When it comes to personal injury in the Melbourne, Florida area, some people may not be clear exactly what is involved. One matter relating to personal injury is a duty to act. A duty to act is a legal concept that imposes upon a person a duty to take certain actions. This is commonly seen in products liability cases, but can be present in others, as well.
A duty to act to correct a dangerous condition
A duty to act is commonly seen in situations where a person’s dangerous actions have created a situation that can bring harm to others. For example, if someone is cutting a tree and they leave a branch that has been cut halfway through, that branch is now more likely to fall and injure someone. In this case, the person has a duty to act to correct the dangerous situation: they should either remove the branch or take precautions to ensure that nobody is hurt if it does fall.
A duty to warn others of a dangerous situation
In some cases, a duty to act means that a person needs to take steps to warn others of a situation that could cause them harm. For example, if someone spills something on the floor, he or she should warn others of the risk of slipping and falling. This duty is particularly strong if the hazard is not one that others would normally anticipate, or if the condition is hidden so that it is not readily apparent to a reasonably prudent person.
A duty to warn can be satisfied in a number of ways, such as posting warning signs, conveying verbal warnings, or restricting access to the hazard and explaining one’s reason for doing so. While a duty to warn should usually be coupled with actions to address the hazard, this is not always possible, and the two duties are separate and distinct from one another.
Have you been harmed because someone failed to satisfy their duty to act?
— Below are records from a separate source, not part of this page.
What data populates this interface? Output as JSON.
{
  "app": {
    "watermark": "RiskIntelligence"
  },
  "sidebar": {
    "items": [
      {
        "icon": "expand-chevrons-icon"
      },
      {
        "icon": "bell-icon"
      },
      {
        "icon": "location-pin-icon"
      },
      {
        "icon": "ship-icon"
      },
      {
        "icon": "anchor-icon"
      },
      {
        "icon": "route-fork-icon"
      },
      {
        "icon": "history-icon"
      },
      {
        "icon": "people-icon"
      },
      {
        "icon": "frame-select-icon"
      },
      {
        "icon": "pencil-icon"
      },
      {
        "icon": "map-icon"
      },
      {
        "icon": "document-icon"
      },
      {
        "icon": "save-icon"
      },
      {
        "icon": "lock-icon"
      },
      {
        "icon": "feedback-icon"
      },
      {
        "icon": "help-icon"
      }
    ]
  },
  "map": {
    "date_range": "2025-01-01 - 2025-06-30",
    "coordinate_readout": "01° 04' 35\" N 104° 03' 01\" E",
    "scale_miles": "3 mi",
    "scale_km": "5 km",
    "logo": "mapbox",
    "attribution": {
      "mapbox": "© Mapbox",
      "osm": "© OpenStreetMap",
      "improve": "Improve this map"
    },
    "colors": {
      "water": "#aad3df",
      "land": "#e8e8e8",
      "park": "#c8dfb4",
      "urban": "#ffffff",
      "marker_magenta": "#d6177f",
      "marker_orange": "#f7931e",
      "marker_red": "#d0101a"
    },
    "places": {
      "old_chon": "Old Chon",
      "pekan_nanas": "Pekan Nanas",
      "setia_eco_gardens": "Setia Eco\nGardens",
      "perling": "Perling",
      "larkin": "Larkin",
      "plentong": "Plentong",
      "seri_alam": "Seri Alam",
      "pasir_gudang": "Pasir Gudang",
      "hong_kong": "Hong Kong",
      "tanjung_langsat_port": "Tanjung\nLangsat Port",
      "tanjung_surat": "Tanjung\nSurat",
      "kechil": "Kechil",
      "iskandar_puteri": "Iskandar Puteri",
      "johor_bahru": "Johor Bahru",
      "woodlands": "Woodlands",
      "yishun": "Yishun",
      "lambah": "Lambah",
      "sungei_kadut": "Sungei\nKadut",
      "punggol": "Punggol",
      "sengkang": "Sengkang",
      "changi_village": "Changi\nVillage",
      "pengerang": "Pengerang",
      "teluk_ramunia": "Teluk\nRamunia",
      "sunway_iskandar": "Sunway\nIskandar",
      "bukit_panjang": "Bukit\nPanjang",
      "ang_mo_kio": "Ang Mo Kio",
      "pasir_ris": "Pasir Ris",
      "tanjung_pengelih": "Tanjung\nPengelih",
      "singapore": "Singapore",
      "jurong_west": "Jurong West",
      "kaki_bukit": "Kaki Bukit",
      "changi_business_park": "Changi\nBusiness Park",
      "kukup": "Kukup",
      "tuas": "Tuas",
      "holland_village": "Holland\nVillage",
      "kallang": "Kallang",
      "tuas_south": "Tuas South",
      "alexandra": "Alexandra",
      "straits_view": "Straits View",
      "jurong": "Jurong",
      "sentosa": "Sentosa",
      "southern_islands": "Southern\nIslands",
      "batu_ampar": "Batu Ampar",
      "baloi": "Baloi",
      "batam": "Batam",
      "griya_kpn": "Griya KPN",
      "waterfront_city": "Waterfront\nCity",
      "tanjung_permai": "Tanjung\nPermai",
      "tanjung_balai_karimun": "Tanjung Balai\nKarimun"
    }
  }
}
If you are in the Melbourne, Florida, area, we are here to help you. If someone had a duty to act and they failed to satisfy that act, you might have a cause of action against them. You may be able to recover for your injuries, and you may even be able to recover for other harms such as lost wages, incidental expenses, and pain and suffering.